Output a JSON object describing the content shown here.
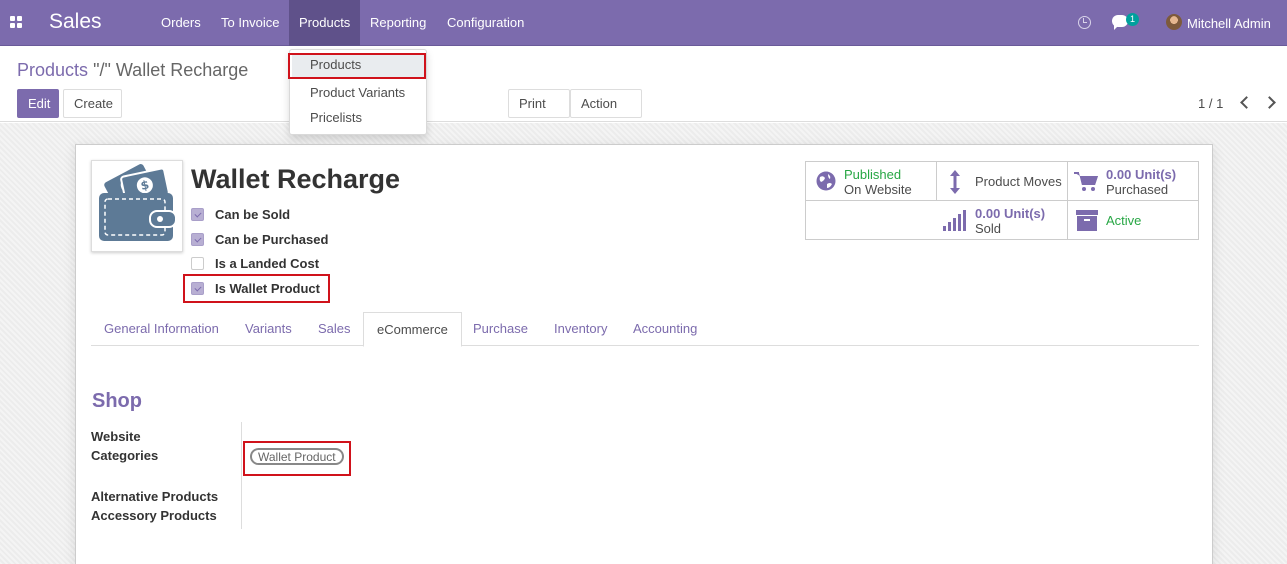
{
  "navbar": {
    "brand": "Sales",
    "menus": [
      "Orders",
      "To Invoice",
      "Products",
      "Reporting",
      "Configuration"
    ],
    "notifications": "1",
    "user": "Mitchell Admin"
  },
  "products_menu": [
    "Products",
    "Product Variants",
    "Pricelists"
  ],
  "breadcrumb": {
    "parent": "Products",
    "separator": "\"/\"",
    "current": "Wallet Recharge"
  },
  "buttons": {
    "edit": "Edit",
    "create": "Create",
    "print": "Print",
    "action": "Action"
  },
  "pager": "1 / 1",
  "product": {
    "name": "Wallet Recharge",
    "checkboxes": [
      {
        "label": "Can be Sold",
        "checked": true
      },
      {
        "label": "Can be Purchased",
        "checked": true
      },
      {
        "label": "Is a Landed Cost",
        "checked": false
      },
      {
        "label": "Is Wallet Product",
        "checked": true
      }
    ]
  },
  "smart_buttons": {
    "published": "Published",
    "on_website": "On Website",
    "moves": "Product Moves",
    "purchased_value": "0.00",
    "purchased_unit": "Unit(s)",
    "purchased_label": "Purchased",
    "sold_value": "0.00",
    "sold_unit": "Unit(s)",
    "sold_label": "Sold",
    "active": "Active"
  },
  "tabs": [
    "General Information",
    "Variants",
    "Sales",
    "eCommerce",
    "Purchase",
    "Inventory",
    "Accounting"
  ],
  "active_tab": "eCommerce",
  "shop": {
    "title": "Shop",
    "website_label": "Website",
    "categories_label": "Categories",
    "category_tag": "Wallet Product",
    "alternative": "Alternative Products",
    "accessory": "Accessory Products"
  },
  "colors": {
    "brand": "#7c6bad",
    "highlight": "#d0121b",
    "published": "#28a745"
  }
}
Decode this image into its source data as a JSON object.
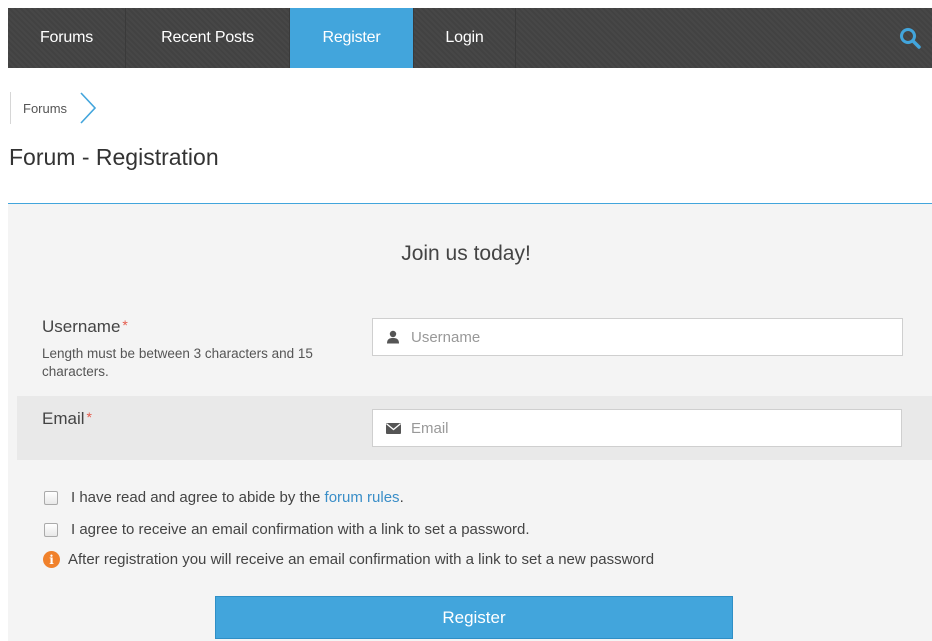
{
  "nav": {
    "items": [
      {
        "label": "Forums"
      },
      {
        "label": "Recent Posts"
      },
      {
        "label": "Register"
      },
      {
        "label": "Login"
      }
    ],
    "active": "Register",
    "search_icon": "search-icon",
    "accent": "#42a5dc"
  },
  "breadcrumb": {
    "items": [
      "Forums"
    ]
  },
  "page": {
    "title": "Forum - Registration"
  },
  "form": {
    "heading": "Join us today!",
    "username": {
      "label": "Username",
      "required_mark": "*",
      "hint": "Length must be between 3 characters and 15 characters.",
      "placeholder": "Username",
      "value": ""
    },
    "email": {
      "label": "Email",
      "required_mark": "*",
      "placeholder": "Email",
      "value": ""
    },
    "agree_rules": {
      "text_before": "I have read and agree to abide by the ",
      "link": "forum rules",
      "text_after": ".",
      "checked": false
    },
    "agree_email": {
      "text": "I agree to receive an email confirmation with a link to set a password.",
      "checked": false
    },
    "info": {
      "icon": "info-icon",
      "text": "After registration you will receive an email confirmation with a link to set a new password"
    },
    "submit_label": "Register"
  }
}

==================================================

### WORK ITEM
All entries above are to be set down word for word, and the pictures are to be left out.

### SOLUTION FOR THIS TASK
Output a JSON object describing the content shown here.
{
  "navbar": {
    "brand": "Sales",
    "menus": [
      "Orders",
      "To Invoice",
      "Products",
      "Reporting",
      "Configuration"
    ],
    "notifications": "1",
    "user": "Mitchell Admin"
  },
  "products_menu": [
    "Products",
    "Product Variants",
    "Pricelists"
  ],
  "breadcrumb": {
    "parent": "Products",
    "separator": "\"/\"",
    "current": "Wallet Recharge"
  },
  "buttons": {
    "edit": "Edit",
    "create": "Create",
    "print": "Print",
    "action": "Action"
  },
  "pager": "1 / 1",
  "product": {
    "name": "Wallet Recharge",
    "checkboxes": [
      {
        "label": "Can be Sold",
        "checked": true
      },
      {
        "label": "Can be Purchased",
        "checked": true
      },
      {
        "label": "Is a Landed Cost",
        "checked": false
      },
      {
        "label": "Is Wallet Product",
        "checked": true
      }
    ]
  },
  "smart_buttons": {
    "published": "Published",
    "on_website": "On Website",
    "moves": "Product Moves",
    "purchased_value": "0.00",
    "purchased_unit": "Unit(s)",
    "purchased_label": "Purchased",
    "sold_value": "0.00",
    "sold_unit": "Unit(s)",
    "sold_label": "Sold",
    "active": "Active"
  },
  "tabs": [
    "General Information",
    "Variants",
    "Sales",
    "eCommerce",
    "Purchase",
    "Inventory",
    "Accounting"
  ],
  "active_tab": "eCommerce",
  "shop": {
    "title": "Shop",
    "website_label": "Website",
    "categories_label": "Categories",
    "category_tag": "Wallet Product",
    "alternative": "Alternative Products",
    "accessory": "Accessory Products"
  },
  "colors": {
    "brand": "#7c6bad",
    "highlight": "#d0121b",
    "published": "#28a745"
  }
}
Decode this image into its source data as a JSON object.
{
  "nav": {
    "items": [
      {
        "label": "Forums"
      },
      {
        "label": "Recent Posts"
      },
      {
        "label": "Register"
      },
      {
        "label": "Login"
      }
    ],
    "active": "Register",
    "search_icon": "search-icon",
    "accent": "#42a5dc"
  },
  "breadcrumb": {
    "items": [
      "Forums"
    ]
  },
  "page": {
    "title": "Forum - Registration"
  },
  "form": {
    "heading": "Join us today!",
    "username": {
      "label": "Username",
      "required_mark": "*",
      "hint": "Length must be between 3 characters and 15 characters.",
      "placeholder": "Username",
      "value": ""
    },
    "email": {
      "label": "Email",
      "required_mark": "*",
      "placeholder": "Email",
      "value": ""
    },
    "agree_rules": {
      "text_before": "I have read and agree to abide by the ",
      "link": "forum rules",
      "text_after": ".",
      "checked": false
    },
    "agree_email": {
      "text": "I agree to receive an email confirmation with a link to set a password.",
      "checked": false
    },
    "info": {
      "icon": "info-icon",
      "text": "After registration you will receive an email confirmation with a link to set a new password"
    },
    "submit_label": "Register"
  }
}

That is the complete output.